In my previous column, I discussed the public-health impacts of transportation, and argued that public transit is a healthier bet.
But that leaves unanswered a set of more profound questions. Who or what are we transporting, and for what purpose? Is it about transportation or is it about mobility — or simply access?
Fossil-fuel fired transportation is an important source of greenhouse gases and air pollution, with large health impacts. But would we be much better off if we switched to electric or hydrogen-fuelled vehicles?
Certainly we would not be creating all that air pollution — or would we? The electricity to fuel both systems has to come from somewhere, and if it is fossil-fuel fired, are we any better off? We might be locally, but on a global basis, or in the vicinity of the power station, maybe not.
Injuries and deaths from crashes would continue, as would long commutes and all the mental and social consequences. So what is the problem that transportation is supposed to solve? And what are the alternatives? Let’s look at a few examples.
First, commuting. When the Internet first started, some U.S. states argued that highway funding should go to support the “information super-highway.” Because it would keep people off the road, they could telecommute from home. To some extent, that has been true.
Using 2008 data, Statistics Canada reported in 2010 that about one in nine employees worked at home, on average one day a week. However, there was almost no growth in that proportion from 2000.

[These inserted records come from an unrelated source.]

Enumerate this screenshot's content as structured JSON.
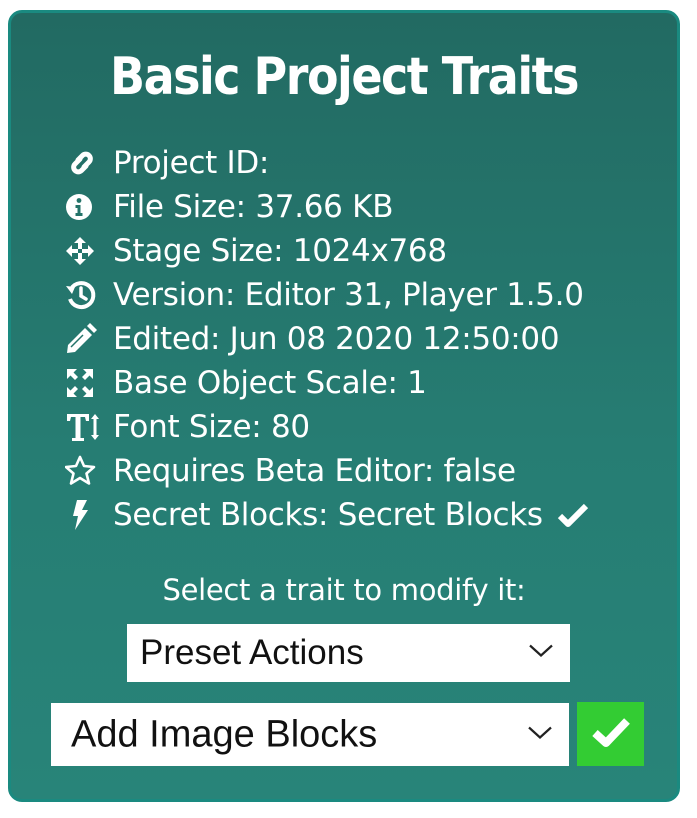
{
  "panel": {
    "title": "Basic Project Traits",
    "traits": [
      {
        "icon": "link-icon",
        "label": "Project ID:"
      },
      {
        "icon": "info-icon",
        "label": "File Size: 37.66 KB"
      },
      {
        "icon": "move-arrows-icon",
        "label": "Stage Size: 1024x768"
      },
      {
        "icon": "history-icon",
        "label": "Version: Editor 31, Player 1.5.0"
      },
      {
        "icon": "pencil-icon",
        "label": "Edited: Jun 08 2020 12:50:00"
      },
      {
        "icon": "expand-icon",
        "label": "Base Object Scale: 1"
      },
      {
        "icon": "text-height-icon",
        "label": "Font Size: 80"
      },
      {
        "icon": "star-outline-icon",
        "label": "Requires Beta Editor: false"
      },
      {
        "icon": "bolt-icon",
        "label": "Secret Blocks: Secret Blocks",
        "status_icon": "check-icon"
      }
    ],
    "prompt": "Select a trait to modify it:",
    "trait_select": {
      "value": "Preset Actions"
    },
    "action_select": {
      "value": "Add Image Blocks"
    },
    "confirm_icon": "check-icon"
  },
  "colors": {
    "panel_top": "#226a62",
    "panel_bottom": "#288479",
    "panel_border": "#1a8a80",
    "confirm_button": "#33cc33",
    "text": "#ffffff"
  }
}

Telecommuting was certainly the case for our family. My wife worked from home for several years, as her company was in Toronto. But there was a downside; she found it socially isolating and missed the community of the office.
So how do we organize telecommuting in a way that still creates social interaction. Perhaps the answer is telecommute centres in suburban settings where people can come in for a day or two a week. Put in the technology they would need and a small coffee bar and — bingo — you would start to build a community.
Telehealth presents a second example. This technology allows physicians to consult with patients and their local care providers remotely. It is widely used by B.C.’s health authorities.
Island Health reported in 2013 that “Telehealth services are available at 48 different sites in 18 communities,” and they had completed 10,000 consults since 2007.
These programs save a lot of travel. Island Health reported patients “have saved more than 3.7 million kilometres of travel to appointments.” An Interior Health study estimated just one of its Telehealth programs saved two million patient miles and 100,000 kilometres of consultant travel over two years.
This is a large saving in patient travel costs and a reduction in GHGs and other air pollutants. It also reduces the potential for road injuries, for patients and families and for staff, especially as some of that travel would be in winter conditions.
Clearly, by removing the need to travel we can reduce emissions, increase safety and improve access.
A final example deals with transport of goods. Why does our food have to travel hundreds of kilometres to reach us, when we can grow so much of our food locally? More generally, what are we shipping halfway around the world, and why?
I have never forgotten the story told many years ago by David Morris, founder of the Institute for Local Self Reliance. He tells of contemplating a toothpick in a restaurant, wrapped in plastic and made in Japan. He knew that Japan had little in the way of timber or oil, the basic ingredients, and suddenly had the vision of a shipload of oil and another shipload of timber from America passing a shipload of toothpicks headed back to America.
While apocryphal, it makes an important point: What (or who) are we transporting where, for what purpose, to what benefit, and at what expense to our health and the health of our ecosystems?
Dr. Trevor Hancock is a professor and senior scholar at the University of Victoria’s school of public health and social policy.